Website and app data records:
= = = =
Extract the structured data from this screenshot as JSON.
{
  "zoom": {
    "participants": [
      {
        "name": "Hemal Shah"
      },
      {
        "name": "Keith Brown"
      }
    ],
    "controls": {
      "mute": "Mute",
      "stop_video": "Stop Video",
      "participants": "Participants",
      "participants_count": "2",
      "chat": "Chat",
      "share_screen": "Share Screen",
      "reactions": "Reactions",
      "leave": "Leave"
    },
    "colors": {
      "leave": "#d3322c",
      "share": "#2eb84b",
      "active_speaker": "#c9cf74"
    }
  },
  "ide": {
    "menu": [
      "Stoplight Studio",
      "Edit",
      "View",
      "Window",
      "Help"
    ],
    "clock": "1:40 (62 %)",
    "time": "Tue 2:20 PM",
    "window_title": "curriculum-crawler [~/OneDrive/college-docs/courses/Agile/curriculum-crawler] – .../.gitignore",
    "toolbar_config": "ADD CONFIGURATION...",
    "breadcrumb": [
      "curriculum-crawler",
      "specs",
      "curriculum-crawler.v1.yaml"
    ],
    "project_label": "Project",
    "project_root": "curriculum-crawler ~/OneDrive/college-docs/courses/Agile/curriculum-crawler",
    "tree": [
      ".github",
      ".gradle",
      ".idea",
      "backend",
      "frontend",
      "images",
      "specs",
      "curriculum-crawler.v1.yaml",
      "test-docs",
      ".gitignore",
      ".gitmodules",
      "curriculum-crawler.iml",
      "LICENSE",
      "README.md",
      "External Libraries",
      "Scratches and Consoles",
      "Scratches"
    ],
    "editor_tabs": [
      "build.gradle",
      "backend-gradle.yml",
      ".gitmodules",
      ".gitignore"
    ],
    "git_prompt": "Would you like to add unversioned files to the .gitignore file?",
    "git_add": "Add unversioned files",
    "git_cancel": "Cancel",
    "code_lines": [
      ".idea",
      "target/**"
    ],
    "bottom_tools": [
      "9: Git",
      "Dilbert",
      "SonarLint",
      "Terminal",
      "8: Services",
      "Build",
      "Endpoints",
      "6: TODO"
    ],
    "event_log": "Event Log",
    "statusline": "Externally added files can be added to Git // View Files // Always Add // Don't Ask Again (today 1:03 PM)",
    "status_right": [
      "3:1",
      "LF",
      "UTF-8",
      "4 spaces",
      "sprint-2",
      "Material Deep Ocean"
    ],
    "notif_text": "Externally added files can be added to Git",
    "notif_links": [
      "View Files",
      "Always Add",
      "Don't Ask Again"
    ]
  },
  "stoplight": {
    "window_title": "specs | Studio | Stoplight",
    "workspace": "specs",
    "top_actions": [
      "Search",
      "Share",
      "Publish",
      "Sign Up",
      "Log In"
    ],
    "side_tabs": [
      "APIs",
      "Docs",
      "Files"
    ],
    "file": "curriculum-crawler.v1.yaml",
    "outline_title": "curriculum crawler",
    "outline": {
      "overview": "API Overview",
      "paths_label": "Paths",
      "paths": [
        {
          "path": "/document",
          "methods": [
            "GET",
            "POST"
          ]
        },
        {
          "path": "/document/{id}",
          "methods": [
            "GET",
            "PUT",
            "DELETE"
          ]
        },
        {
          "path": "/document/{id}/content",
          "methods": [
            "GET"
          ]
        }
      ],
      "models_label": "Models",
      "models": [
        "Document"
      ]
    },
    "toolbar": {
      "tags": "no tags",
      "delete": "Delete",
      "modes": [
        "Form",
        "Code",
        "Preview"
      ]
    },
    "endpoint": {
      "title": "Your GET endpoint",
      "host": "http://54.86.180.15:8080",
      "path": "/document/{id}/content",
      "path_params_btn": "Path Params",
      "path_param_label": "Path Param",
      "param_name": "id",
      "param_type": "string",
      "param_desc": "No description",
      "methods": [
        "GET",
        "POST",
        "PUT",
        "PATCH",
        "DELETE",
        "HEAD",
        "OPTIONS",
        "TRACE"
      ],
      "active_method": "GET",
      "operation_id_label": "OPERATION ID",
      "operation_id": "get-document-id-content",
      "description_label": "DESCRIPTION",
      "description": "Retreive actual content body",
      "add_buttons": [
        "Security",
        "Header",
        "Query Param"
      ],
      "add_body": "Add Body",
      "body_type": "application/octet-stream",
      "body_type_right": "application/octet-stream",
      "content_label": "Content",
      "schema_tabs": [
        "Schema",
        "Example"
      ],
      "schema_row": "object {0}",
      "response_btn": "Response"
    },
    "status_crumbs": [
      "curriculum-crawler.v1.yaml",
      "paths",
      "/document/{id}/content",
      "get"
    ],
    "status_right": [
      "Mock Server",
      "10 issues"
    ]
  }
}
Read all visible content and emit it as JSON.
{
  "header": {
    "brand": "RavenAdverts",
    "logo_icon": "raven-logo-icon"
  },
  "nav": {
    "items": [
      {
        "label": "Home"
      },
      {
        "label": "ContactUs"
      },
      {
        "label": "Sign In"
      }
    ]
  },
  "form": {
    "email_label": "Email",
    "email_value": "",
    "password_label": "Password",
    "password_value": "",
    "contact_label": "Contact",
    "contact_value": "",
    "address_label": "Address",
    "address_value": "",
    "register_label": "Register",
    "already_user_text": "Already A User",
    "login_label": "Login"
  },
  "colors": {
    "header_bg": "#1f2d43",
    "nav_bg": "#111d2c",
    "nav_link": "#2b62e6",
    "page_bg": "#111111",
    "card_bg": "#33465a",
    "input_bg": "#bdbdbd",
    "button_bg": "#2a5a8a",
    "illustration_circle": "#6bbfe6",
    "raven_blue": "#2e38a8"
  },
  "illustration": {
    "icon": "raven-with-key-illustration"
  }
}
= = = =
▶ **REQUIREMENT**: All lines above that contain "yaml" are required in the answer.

▶ **SOLUTION BELOW**:
      "curriculum-crawler.v1.yaml"
      "curriculum-crawler.v1.yaml",
    "file": "curriculum-crawler.v1.yaml",
      "curriculum-crawler.v1.yaml",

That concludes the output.